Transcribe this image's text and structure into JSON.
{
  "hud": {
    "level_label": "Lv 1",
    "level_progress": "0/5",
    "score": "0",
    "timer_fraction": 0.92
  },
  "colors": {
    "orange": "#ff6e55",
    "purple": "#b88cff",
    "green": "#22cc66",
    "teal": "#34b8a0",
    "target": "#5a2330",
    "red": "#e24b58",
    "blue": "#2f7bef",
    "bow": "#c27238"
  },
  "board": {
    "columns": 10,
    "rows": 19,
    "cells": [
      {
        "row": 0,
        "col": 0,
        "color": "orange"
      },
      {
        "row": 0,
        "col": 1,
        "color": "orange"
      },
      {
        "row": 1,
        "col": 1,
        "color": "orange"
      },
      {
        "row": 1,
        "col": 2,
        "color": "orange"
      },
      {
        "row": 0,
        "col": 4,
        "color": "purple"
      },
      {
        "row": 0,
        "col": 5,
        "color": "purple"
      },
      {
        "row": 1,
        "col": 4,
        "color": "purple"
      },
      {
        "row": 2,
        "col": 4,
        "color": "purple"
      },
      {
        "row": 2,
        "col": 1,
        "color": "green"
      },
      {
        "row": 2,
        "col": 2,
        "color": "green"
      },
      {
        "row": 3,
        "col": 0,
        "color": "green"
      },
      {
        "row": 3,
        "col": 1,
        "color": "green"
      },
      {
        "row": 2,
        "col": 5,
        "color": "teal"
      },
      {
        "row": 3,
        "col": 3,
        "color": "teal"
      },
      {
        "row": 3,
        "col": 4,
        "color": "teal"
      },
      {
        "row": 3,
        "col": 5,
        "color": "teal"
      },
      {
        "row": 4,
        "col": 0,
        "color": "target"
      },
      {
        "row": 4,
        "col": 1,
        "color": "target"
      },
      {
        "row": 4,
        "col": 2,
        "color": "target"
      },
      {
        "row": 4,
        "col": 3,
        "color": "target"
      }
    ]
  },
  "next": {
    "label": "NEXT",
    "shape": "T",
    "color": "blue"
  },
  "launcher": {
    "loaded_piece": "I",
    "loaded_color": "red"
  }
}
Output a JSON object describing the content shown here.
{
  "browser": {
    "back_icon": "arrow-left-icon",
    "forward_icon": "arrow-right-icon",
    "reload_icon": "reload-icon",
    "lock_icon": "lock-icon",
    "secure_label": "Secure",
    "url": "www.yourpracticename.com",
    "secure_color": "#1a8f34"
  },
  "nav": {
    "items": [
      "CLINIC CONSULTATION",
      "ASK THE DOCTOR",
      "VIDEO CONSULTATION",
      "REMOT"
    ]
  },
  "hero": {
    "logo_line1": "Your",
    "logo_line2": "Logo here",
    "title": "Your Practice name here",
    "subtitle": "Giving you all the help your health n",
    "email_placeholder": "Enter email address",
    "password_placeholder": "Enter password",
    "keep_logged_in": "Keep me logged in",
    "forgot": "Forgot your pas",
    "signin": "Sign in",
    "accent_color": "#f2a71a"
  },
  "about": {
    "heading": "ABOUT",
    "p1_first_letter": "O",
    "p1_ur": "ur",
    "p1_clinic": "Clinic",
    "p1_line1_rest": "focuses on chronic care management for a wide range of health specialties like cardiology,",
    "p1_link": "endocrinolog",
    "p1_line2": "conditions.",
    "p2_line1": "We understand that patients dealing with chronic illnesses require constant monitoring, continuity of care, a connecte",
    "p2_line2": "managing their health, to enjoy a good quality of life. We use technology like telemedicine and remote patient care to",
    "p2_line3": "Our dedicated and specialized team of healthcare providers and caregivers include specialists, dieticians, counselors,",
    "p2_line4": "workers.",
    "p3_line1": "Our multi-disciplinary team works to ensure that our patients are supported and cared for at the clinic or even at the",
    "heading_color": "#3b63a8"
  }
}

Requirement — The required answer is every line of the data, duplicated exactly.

Answer area —
Transcribe this image's text and structure into JSON.
{
  "hud": {
    "level_label": "Lv 1",
    "level_progress": "0/5",
    "score": "0",
    "timer_fraction": 0.92
  },
  "colors": {
    "orange": "#ff6e55",
    "purple": "#b88cff",
    "green": "#22cc66",
    "teal": "#34b8a0",
    "target": "#5a2330",
    "red": "#e24b58",
    "blue": "#2f7bef",
    "bow": "#c27238"
  },
  "board": {
    "columns": 10,
    "rows": 19,
    "cells": [
      {
        "row": 0,
        "col": 0,
        "color": "orange"
      },
      {
        "row": 0,
        "col": 1,
        "color": "orange"
      },
      {
        "row": 1,
        "col": 1,
        "color": "orange"
      },
      {
        "row": 1,
        "col": 2,
        "color": "orange"
      },
      {
        "row": 0,
        "col": 4,
        "color": "purple"
      },
      {
        "row": 0,
        "col": 5,
        "color": "purple"
      },
      {
        "row": 1,
        "col": 4,
        "color": "purple"
      },
      {
        "row": 2,
        "col": 4,
        "color": "purple"
      },
      {
        "row": 2,
        "col": 1,
        "color": "green"
      },
      {
        "row": 2,
        "col": 2,
        "color": "green"
      },
      {
        "row": 3,
        "col": 0,
        "color": "green"
      },
      {
        "row": 3,
        "col": 1,
        "color": "green"
      },
      {
        "row": 2,
        "col": 5,
        "color": "teal"
      },
      {
        "row": 3,
        "col": 3,
        "color": "teal"
      },
      {
        "row": 3,
        "col": 4,
        "color": "teal"
      },
      {
        "row": 3,
        "col": 5,
        "color": "teal"
      },
      {
        "row": 4,
        "col": 0,
        "color": "target"
      },
      {
        "row": 4,
        "col": 1,
        "color": "target"
      },
      {
        "row": 4,
        "col": 2,
        "color": "target"
      },
      {
        "row": 4,
        "col": 3,
        "color": "target"
      }
    ]
  },
  "next": {
    "label": "NEXT",
    "shape": "T",
    "color": "blue"
  },
  "launcher": {
    "loaded_piece": "I",
    "loaded_color": "red"
  }
}
Output a JSON object describing the content shown here.
{
  "browser": {
    "back_icon": "arrow-left-icon",
    "forward_icon": "arrow-right-icon",
    "reload_icon": "reload-icon",
    "lock_icon": "lock-icon",
    "secure_label": "Secure",
    "url": "www.yourpracticename.com",
    "secure_color": "#1a8f34"
  },
  "nav": {
    "items": [
      "CLINIC CONSULTATION",
      "ASK THE DOCTOR",
      "VIDEO CONSULTATION",
      "REMOT"
    ]
  },
  "hero": {
    "logo_line1": "Your",
    "logo_line2": "Logo here",
    "title": "Your Practice name here",
    "subtitle": "Giving you all the help your health n",
    "email_placeholder": "Enter email address",
    "password_placeholder": "Enter password",
    "keep_logged_in": "Keep me logged in",
    "forgot": "Forgot your pas",
    "signin": "Sign in",
    "accent_color": "#f2a71a"
  },
  "about": {
    "heading": "ABOUT",
    "p1_first_letter": "O",
    "p1_ur": "ur",
    "p1_clinic": "Clinic",
    "p1_line1_rest": "focuses on chronic care management for a wide range of health specialties like cardiology,",
    "p1_link": "endocrinolog",
    "p1_line2": "conditions.",
    "p2_line1": "We understand that patients dealing with chronic illnesses require constant monitoring, continuity of care, a connecte",
    "p2_line2": "managing their health, to enjoy a good quality of life. We use technology like telemedicine and remote patient care to",
    "p2_line3": "Our dedicated and specialized team of healthcare providers and caregivers include specialists, dieticians, counselors,",
    "p2_line4": "workers.",
    "p3_line1": "Our multi-disciplinary team works to ensure that our patients are supported and cared for at the clinic or even at the",
    "heading_color": "#3b63a8"
  }
}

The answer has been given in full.